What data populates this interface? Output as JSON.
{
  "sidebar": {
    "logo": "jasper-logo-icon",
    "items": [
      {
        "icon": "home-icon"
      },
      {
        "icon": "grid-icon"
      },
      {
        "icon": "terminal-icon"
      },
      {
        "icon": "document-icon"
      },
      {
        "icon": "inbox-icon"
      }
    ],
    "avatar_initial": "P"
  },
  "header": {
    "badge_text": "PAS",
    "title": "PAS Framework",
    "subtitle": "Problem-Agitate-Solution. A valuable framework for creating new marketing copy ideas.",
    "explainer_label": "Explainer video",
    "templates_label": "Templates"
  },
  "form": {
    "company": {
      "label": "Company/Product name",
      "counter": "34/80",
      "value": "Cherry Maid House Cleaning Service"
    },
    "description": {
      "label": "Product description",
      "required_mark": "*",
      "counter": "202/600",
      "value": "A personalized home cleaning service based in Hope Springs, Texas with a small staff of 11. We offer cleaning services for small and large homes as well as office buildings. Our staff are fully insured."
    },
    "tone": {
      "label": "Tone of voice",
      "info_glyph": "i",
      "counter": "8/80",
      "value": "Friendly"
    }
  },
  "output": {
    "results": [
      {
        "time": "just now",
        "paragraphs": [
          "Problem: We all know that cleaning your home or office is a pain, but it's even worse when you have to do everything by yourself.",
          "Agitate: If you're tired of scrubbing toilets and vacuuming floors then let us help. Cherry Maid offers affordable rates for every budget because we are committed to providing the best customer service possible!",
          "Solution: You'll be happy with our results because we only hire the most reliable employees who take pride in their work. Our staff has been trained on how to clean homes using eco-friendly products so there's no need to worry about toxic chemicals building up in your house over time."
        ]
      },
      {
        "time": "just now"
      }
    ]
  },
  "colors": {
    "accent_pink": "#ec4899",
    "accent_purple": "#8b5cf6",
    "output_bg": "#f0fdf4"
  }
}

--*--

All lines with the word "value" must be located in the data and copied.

      "value": "Cherry Maid House Cleaning Service"
      "value": "A personalized home cleaning service based in Hope Springs, Texas with a small staff of 11. We offer cleaning services for small and large homes as well as office buildings. Our staff are fully insured."
      "value": "Friendly"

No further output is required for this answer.